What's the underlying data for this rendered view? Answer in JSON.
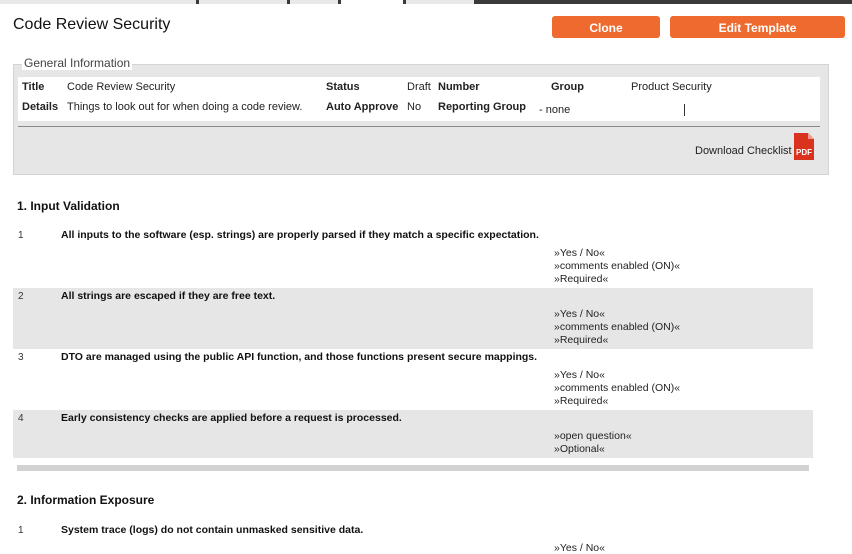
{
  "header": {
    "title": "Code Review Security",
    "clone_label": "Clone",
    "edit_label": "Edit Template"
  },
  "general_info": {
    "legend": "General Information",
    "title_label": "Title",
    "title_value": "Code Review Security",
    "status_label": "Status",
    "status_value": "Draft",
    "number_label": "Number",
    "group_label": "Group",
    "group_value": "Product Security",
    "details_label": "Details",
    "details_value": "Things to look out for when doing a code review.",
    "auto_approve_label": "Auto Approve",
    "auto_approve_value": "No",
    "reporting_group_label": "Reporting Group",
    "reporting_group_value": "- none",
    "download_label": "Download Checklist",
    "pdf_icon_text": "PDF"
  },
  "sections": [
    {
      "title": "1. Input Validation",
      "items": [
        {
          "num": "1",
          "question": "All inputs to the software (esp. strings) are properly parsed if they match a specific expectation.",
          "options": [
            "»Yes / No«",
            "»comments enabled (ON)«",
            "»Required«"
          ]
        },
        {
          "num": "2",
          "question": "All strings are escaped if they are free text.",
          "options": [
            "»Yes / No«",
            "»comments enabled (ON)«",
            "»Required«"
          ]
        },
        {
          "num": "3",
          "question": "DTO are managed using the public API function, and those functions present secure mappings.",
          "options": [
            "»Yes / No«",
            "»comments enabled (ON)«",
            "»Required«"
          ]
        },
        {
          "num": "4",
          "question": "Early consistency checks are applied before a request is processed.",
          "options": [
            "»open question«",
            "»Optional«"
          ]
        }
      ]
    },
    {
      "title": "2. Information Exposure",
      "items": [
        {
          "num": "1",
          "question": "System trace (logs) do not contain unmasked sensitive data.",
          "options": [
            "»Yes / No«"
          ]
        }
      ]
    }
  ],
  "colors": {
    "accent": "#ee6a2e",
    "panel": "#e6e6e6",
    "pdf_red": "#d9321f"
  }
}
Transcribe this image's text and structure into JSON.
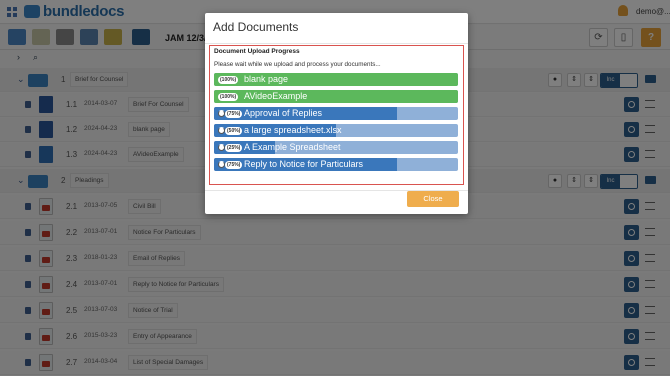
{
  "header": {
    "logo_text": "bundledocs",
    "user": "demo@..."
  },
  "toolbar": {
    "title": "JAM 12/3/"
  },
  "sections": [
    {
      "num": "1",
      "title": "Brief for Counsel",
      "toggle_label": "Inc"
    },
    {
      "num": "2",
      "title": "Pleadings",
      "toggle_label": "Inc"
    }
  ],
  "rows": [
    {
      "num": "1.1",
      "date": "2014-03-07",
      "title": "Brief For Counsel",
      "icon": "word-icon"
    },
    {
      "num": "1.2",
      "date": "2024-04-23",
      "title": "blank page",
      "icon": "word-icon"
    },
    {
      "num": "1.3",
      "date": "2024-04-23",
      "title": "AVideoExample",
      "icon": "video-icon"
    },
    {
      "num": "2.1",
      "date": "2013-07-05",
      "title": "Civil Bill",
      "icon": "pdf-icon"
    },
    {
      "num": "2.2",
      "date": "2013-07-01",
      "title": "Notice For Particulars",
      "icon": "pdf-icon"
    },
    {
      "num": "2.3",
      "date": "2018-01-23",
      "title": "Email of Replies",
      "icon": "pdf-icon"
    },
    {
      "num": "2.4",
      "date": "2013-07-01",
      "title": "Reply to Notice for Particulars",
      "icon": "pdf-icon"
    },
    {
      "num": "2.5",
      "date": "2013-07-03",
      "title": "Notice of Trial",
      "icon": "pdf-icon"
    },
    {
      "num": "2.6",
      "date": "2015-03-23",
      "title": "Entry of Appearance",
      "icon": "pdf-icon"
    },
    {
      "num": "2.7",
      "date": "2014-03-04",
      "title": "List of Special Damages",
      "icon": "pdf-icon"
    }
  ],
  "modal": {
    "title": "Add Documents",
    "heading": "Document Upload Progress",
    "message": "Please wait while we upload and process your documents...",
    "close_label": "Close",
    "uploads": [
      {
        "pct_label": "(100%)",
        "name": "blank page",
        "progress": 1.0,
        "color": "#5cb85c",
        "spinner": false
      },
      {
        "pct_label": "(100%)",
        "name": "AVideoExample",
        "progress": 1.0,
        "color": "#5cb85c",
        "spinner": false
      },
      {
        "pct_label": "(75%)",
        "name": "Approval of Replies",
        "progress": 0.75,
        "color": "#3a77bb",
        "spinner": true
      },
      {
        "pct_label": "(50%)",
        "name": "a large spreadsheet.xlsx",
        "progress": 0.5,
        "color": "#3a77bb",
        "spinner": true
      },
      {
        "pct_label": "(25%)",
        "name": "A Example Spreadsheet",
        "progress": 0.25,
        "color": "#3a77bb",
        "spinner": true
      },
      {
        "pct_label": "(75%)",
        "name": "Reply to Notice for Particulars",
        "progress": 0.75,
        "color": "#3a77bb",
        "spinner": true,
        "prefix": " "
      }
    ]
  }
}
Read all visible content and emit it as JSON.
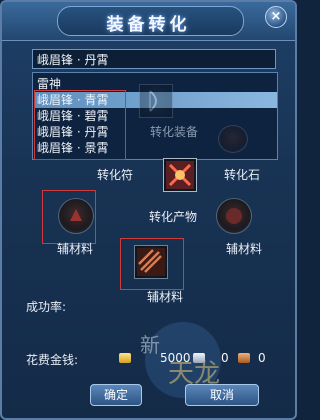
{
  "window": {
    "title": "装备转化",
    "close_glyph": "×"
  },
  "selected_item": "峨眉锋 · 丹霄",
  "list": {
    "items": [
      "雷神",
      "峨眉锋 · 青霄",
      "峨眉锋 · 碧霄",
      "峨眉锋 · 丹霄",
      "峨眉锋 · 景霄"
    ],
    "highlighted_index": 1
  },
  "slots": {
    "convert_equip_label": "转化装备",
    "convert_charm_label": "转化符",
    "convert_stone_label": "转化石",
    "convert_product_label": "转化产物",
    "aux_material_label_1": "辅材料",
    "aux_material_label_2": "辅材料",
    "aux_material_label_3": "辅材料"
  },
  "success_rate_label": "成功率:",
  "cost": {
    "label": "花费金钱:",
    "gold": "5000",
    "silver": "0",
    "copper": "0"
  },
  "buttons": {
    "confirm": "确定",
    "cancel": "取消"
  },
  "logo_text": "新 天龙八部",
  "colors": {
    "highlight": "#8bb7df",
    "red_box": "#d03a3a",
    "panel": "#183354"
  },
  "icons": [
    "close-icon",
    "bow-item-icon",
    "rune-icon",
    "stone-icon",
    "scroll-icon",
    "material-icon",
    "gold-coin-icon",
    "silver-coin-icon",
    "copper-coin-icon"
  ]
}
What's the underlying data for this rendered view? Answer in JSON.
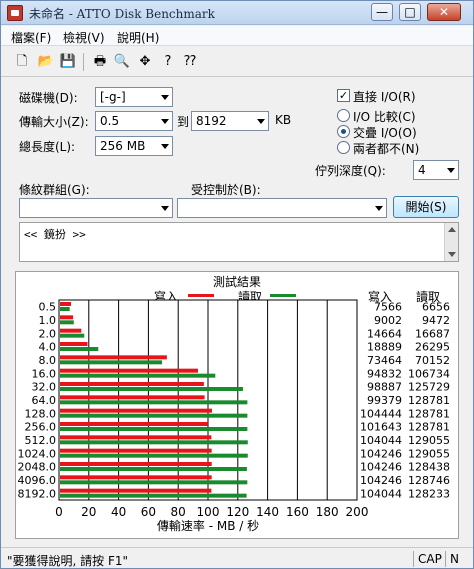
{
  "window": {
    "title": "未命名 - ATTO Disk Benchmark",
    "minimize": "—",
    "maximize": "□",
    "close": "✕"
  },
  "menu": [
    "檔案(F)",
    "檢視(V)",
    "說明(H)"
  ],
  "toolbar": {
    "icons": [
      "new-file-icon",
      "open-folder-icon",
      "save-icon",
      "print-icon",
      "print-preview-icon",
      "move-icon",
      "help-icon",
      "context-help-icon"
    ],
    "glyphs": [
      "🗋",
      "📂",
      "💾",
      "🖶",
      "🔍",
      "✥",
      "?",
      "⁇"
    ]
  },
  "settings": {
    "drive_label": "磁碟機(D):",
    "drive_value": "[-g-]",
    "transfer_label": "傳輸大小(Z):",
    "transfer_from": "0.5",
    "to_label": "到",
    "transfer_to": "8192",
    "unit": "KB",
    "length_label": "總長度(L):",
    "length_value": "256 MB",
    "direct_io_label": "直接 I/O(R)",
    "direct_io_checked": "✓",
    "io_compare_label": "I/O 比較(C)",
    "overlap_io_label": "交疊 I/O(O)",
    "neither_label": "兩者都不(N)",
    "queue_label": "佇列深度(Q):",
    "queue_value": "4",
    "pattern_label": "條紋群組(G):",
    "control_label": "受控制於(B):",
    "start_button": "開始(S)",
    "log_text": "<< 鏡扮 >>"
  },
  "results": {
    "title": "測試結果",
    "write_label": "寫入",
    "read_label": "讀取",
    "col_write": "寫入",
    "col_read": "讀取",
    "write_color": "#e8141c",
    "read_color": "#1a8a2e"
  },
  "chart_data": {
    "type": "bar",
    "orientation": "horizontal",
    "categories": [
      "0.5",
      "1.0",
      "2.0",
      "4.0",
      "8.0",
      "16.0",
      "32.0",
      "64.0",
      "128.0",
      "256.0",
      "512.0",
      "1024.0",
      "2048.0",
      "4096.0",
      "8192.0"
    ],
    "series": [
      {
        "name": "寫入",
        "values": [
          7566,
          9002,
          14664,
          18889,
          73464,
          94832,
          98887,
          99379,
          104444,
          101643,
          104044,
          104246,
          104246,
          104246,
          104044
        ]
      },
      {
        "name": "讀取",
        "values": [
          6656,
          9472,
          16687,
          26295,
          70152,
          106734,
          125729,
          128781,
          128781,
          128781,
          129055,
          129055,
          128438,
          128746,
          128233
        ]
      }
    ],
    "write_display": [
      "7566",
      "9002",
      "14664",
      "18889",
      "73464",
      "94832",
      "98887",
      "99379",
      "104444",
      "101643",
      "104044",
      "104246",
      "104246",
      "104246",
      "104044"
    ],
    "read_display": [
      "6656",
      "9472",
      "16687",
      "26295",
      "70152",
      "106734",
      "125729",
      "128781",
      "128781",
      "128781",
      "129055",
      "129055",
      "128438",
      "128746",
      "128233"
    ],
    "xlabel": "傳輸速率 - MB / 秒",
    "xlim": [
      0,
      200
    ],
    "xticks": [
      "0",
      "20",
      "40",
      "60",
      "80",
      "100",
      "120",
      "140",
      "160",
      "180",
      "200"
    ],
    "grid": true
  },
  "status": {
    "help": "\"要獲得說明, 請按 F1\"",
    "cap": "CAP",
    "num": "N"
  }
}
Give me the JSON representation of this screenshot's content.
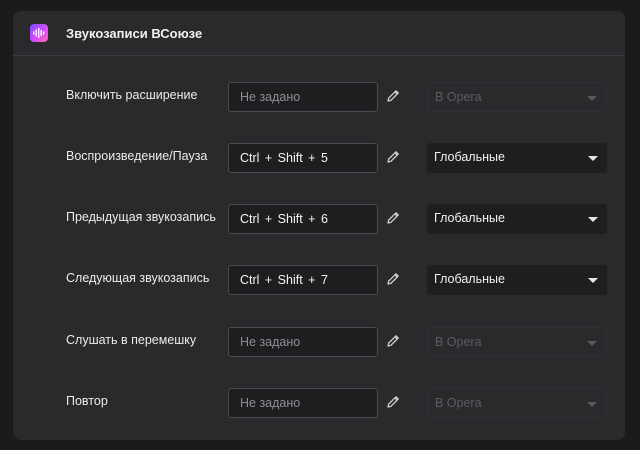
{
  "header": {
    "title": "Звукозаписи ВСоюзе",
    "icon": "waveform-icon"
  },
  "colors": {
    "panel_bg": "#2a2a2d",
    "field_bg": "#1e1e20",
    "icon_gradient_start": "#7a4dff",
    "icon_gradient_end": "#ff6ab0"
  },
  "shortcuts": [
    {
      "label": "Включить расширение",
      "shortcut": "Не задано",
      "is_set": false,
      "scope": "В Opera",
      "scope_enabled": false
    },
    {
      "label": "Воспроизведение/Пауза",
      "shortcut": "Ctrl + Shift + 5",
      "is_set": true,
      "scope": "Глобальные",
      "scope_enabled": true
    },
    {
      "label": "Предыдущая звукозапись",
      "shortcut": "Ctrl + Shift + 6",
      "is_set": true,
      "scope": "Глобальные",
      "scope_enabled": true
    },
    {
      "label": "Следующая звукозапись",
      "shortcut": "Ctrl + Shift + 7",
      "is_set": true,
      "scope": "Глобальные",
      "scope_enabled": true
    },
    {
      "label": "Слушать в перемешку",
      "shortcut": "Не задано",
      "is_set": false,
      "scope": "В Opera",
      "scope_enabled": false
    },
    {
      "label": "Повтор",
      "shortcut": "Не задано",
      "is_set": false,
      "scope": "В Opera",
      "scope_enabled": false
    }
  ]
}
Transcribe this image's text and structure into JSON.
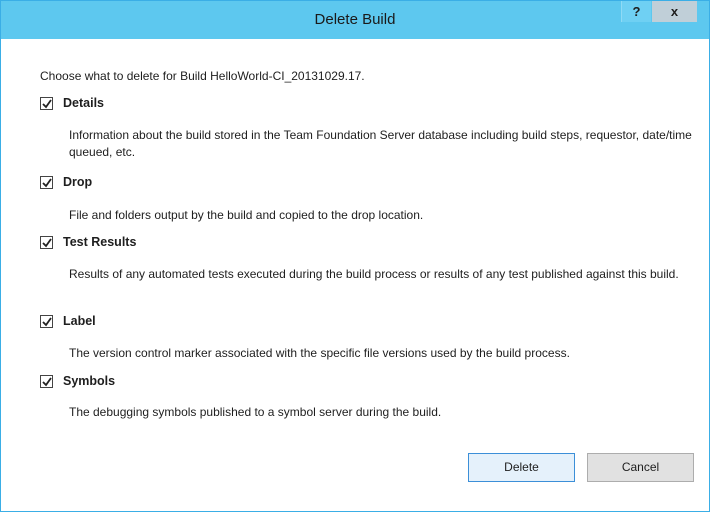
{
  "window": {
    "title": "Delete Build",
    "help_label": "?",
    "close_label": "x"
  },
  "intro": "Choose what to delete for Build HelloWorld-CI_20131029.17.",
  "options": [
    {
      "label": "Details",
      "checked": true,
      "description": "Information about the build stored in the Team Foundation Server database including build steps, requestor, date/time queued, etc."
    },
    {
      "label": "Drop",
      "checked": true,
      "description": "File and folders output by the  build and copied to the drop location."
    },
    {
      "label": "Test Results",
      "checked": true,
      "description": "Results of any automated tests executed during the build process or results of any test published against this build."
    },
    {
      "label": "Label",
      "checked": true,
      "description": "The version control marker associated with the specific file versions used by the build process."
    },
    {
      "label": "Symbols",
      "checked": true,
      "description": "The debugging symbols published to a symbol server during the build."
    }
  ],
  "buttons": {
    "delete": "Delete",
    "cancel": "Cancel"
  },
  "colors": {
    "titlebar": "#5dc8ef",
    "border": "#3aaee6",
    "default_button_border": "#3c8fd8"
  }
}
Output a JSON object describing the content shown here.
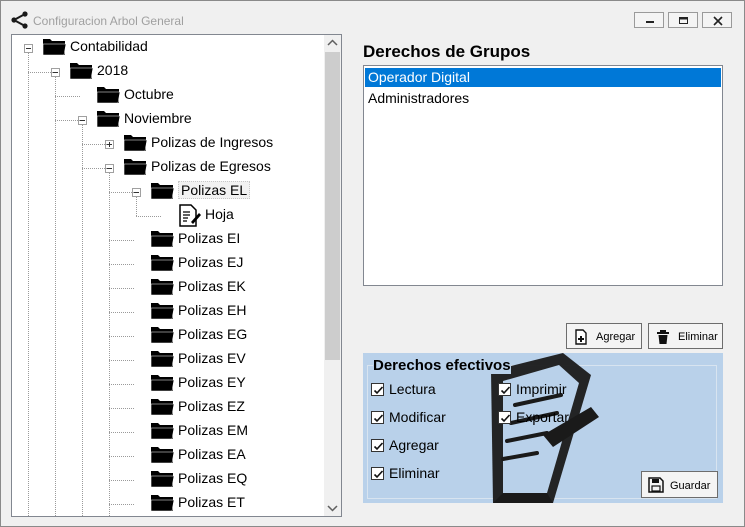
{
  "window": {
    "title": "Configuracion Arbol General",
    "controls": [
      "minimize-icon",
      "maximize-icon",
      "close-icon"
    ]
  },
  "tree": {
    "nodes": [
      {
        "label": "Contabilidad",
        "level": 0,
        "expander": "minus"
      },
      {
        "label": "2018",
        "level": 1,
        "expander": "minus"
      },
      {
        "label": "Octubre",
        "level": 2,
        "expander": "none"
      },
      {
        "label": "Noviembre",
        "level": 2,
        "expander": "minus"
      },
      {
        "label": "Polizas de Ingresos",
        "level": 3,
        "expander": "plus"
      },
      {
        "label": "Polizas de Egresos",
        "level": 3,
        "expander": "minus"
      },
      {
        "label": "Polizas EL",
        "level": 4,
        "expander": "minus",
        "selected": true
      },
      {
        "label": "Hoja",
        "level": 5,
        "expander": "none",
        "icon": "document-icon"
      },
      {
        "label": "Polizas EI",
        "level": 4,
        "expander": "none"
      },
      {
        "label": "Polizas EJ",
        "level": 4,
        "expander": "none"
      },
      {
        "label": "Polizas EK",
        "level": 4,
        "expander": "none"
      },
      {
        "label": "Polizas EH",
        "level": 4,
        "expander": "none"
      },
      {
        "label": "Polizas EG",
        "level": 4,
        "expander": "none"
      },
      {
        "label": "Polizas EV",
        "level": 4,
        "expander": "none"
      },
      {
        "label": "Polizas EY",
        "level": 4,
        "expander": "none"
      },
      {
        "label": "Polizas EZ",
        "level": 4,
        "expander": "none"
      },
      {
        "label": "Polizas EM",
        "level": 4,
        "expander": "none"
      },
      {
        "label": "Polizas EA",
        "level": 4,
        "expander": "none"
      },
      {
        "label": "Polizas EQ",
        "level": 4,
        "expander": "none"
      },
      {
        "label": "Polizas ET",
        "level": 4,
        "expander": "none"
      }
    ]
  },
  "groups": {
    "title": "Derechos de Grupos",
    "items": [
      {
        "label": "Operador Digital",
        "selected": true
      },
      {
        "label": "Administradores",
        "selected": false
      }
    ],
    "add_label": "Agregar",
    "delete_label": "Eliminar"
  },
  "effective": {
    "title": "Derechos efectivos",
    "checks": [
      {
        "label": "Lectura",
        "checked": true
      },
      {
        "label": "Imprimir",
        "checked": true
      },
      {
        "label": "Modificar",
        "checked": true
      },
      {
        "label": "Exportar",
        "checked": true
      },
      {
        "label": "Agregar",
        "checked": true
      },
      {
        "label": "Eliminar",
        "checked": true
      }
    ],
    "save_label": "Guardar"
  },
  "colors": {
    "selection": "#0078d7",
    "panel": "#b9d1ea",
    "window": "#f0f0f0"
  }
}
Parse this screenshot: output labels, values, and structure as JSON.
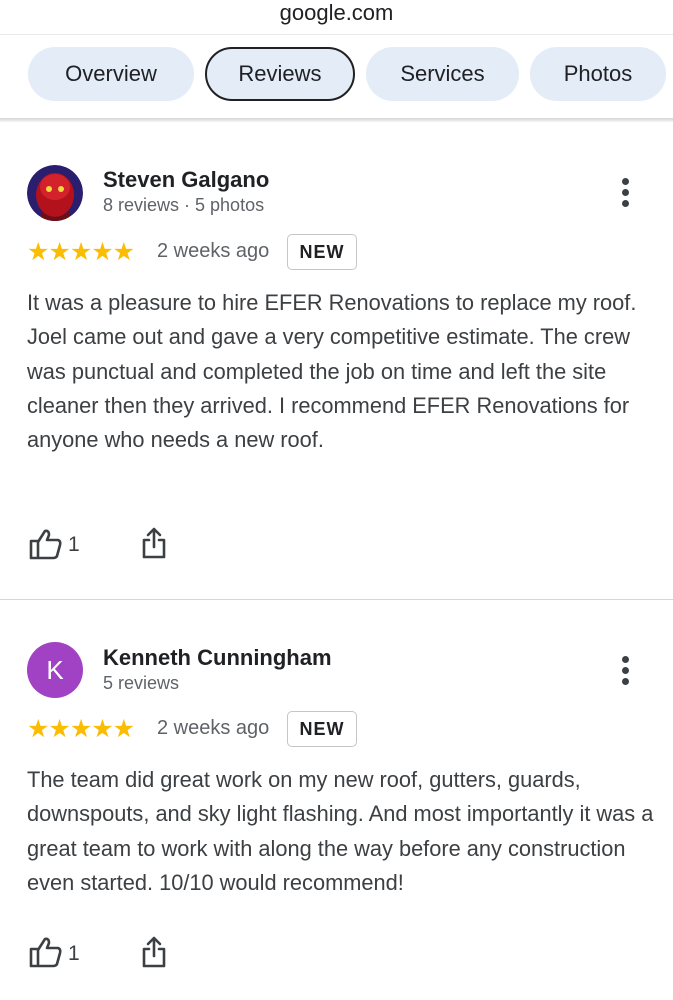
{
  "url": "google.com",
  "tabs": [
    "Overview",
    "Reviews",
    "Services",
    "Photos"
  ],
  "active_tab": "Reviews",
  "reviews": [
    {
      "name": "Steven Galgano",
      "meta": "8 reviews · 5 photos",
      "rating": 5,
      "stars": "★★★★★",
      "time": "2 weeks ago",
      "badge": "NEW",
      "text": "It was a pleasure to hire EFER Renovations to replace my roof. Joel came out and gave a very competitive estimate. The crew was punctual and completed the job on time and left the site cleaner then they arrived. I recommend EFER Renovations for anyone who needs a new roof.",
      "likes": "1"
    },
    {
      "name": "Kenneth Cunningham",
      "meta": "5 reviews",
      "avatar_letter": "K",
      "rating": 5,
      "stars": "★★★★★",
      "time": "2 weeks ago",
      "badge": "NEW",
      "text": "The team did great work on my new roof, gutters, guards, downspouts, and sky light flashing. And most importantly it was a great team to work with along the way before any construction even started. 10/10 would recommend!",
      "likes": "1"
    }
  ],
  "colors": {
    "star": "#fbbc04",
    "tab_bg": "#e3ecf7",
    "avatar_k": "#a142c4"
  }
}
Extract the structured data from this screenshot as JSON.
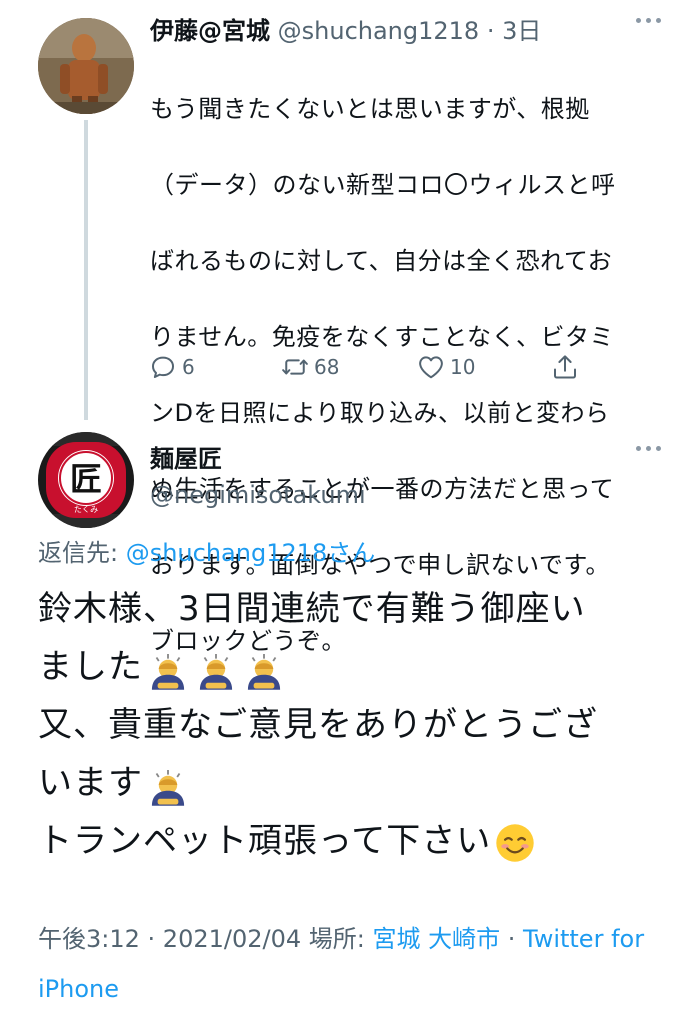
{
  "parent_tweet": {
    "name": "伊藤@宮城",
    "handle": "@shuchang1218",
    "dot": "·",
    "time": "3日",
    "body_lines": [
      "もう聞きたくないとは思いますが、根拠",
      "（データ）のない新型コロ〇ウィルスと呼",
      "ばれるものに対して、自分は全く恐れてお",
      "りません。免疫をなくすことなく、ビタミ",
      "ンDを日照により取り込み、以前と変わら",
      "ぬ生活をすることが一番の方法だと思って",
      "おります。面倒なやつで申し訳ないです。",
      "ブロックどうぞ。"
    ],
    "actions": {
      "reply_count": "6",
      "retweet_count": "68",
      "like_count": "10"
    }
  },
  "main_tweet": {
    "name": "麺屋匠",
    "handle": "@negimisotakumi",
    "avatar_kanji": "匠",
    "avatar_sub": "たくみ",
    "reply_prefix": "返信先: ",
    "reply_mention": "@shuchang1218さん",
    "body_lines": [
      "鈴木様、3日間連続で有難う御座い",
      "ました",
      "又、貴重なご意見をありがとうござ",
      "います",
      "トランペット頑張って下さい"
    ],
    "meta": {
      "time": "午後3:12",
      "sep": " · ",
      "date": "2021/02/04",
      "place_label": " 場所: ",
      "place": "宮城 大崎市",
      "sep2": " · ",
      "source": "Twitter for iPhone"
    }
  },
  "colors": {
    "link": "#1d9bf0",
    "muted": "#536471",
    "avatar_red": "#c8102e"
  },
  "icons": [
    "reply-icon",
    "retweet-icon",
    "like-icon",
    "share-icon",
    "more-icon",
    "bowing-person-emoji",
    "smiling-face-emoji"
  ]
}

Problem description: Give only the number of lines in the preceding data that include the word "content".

Solution to the exercise: 3